◆ YOUR INSTRUCTIONS: Where the records below show the word "window" in a line, please copy that line.

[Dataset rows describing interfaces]
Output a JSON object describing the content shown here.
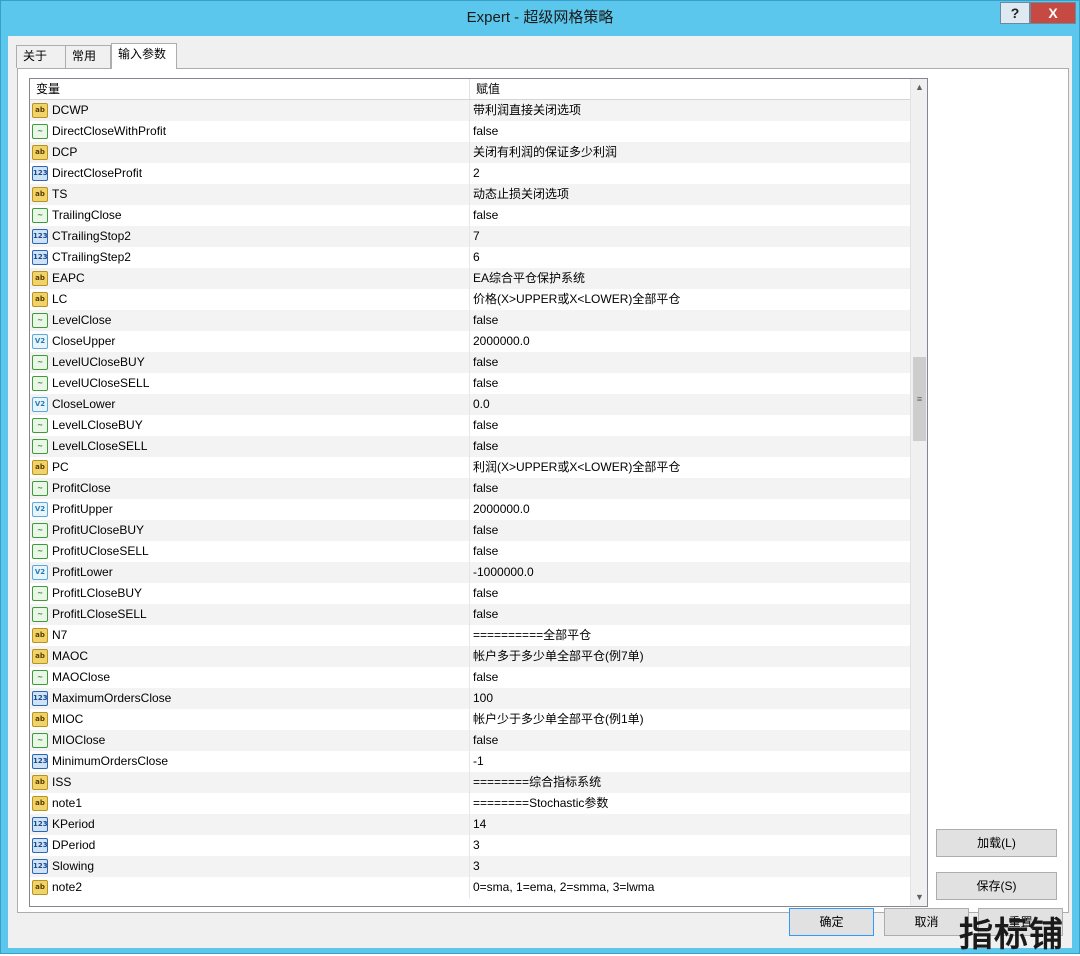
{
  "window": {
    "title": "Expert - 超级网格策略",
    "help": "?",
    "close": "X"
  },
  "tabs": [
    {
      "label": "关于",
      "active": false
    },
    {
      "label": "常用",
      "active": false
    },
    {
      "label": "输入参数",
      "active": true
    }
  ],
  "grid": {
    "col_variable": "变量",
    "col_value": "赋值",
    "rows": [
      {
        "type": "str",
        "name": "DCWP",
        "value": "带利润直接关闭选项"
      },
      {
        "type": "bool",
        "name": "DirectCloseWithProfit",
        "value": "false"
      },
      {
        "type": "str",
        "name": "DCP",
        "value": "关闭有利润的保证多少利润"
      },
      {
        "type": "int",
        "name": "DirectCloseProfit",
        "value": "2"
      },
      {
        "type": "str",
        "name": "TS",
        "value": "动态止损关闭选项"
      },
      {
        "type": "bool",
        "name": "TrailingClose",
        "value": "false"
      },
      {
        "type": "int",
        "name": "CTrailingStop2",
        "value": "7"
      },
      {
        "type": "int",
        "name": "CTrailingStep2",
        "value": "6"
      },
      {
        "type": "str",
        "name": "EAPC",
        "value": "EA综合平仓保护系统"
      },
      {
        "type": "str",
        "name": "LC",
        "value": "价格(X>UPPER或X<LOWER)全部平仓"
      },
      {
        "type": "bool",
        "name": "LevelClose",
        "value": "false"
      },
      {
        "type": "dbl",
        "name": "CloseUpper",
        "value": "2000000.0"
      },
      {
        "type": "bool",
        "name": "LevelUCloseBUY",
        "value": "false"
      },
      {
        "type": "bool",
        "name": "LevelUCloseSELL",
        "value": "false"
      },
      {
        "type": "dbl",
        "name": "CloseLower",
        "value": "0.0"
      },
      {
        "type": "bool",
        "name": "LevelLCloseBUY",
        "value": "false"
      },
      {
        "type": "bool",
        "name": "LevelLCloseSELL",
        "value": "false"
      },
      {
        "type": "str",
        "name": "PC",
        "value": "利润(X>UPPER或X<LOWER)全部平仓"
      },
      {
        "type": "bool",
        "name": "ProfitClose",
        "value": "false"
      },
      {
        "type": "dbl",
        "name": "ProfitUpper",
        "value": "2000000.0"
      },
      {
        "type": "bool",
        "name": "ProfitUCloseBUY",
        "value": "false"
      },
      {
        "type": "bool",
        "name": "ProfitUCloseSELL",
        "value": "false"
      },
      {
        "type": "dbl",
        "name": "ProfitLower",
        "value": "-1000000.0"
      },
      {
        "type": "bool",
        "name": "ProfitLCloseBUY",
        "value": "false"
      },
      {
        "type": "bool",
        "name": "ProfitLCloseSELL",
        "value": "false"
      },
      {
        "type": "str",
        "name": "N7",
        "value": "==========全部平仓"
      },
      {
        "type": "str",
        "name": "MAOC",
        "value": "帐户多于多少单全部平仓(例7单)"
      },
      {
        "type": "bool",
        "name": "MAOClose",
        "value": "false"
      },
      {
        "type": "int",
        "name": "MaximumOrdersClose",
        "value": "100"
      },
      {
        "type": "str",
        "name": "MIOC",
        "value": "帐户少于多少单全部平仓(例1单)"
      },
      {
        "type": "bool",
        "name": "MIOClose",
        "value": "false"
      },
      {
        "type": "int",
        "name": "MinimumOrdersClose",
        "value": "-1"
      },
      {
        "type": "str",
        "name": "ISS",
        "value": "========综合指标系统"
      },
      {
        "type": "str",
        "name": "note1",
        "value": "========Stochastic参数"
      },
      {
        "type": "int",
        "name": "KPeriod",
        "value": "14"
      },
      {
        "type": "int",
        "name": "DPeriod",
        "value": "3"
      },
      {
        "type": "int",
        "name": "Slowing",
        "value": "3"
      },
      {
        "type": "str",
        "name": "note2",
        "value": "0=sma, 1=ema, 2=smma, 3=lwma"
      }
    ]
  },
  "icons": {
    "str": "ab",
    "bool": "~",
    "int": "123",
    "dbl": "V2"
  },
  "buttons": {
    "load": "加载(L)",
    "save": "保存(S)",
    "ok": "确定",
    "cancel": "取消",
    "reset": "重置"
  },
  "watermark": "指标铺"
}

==

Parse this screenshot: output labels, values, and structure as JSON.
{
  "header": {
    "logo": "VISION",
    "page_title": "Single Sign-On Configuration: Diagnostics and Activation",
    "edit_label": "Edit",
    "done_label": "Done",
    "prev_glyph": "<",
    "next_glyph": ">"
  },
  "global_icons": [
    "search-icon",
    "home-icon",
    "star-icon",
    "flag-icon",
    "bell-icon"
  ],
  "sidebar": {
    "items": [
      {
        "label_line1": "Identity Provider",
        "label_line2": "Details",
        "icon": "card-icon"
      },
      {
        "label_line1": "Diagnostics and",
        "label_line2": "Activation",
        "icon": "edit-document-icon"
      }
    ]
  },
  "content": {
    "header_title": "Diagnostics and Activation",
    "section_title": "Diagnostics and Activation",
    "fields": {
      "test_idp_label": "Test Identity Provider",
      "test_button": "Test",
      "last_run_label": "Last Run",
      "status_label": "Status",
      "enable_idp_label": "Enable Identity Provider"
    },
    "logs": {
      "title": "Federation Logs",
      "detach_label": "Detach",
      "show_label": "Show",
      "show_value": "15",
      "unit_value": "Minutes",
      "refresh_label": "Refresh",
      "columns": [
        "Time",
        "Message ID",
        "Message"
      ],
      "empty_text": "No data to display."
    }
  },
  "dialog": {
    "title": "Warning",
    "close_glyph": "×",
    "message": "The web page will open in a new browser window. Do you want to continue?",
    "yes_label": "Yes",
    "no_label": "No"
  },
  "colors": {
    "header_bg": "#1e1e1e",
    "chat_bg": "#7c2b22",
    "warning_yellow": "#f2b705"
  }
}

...

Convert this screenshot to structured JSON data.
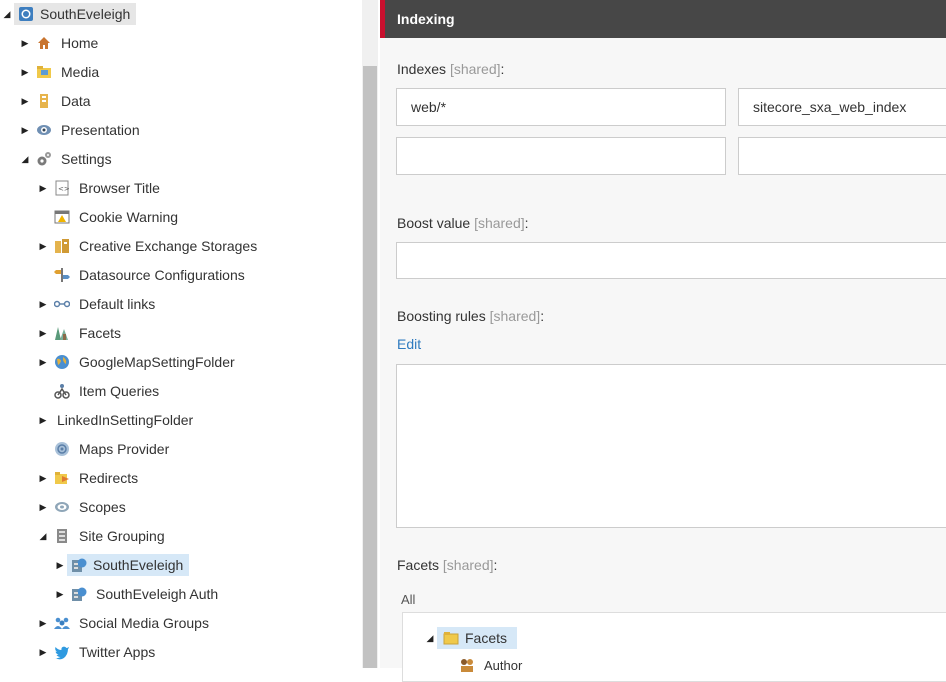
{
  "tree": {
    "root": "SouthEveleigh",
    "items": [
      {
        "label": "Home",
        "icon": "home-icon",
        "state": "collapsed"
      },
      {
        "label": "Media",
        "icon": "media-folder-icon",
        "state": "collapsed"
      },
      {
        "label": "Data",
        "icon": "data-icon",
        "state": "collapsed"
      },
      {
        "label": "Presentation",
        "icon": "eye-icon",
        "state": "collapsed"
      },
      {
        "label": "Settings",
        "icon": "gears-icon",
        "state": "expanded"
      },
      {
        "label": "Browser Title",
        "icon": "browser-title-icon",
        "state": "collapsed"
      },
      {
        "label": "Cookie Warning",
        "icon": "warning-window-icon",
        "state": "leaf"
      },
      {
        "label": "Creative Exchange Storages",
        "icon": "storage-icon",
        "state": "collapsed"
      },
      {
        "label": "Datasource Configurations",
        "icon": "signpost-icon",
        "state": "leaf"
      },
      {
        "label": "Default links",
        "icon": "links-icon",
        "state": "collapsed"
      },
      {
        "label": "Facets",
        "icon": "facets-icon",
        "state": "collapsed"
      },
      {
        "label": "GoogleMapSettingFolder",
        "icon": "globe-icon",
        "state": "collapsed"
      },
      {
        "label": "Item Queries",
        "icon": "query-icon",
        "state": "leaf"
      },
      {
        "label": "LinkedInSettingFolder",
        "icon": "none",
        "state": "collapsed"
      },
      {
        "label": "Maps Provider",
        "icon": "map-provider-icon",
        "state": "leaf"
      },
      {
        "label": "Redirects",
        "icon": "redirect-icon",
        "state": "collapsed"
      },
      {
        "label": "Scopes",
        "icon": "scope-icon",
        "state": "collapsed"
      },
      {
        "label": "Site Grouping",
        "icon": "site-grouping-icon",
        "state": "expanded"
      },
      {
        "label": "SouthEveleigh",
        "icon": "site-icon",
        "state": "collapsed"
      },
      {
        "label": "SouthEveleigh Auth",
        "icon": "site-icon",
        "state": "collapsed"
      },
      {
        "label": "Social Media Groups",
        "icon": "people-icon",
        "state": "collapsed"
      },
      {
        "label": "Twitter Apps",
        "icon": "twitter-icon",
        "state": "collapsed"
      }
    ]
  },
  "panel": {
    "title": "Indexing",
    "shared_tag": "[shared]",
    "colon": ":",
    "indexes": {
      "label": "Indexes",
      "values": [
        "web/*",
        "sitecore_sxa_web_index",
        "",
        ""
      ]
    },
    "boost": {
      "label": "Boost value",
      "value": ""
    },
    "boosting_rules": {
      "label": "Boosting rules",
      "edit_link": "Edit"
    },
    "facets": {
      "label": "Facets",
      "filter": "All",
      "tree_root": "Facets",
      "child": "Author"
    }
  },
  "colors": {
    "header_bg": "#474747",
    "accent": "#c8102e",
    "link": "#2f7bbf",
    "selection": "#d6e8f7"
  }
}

◆ OUTPUT BELOW:
  "window": {
    "message": "The web page will open in a new browser window. Do you want to continue?",
        "icon": "warning-window-icon",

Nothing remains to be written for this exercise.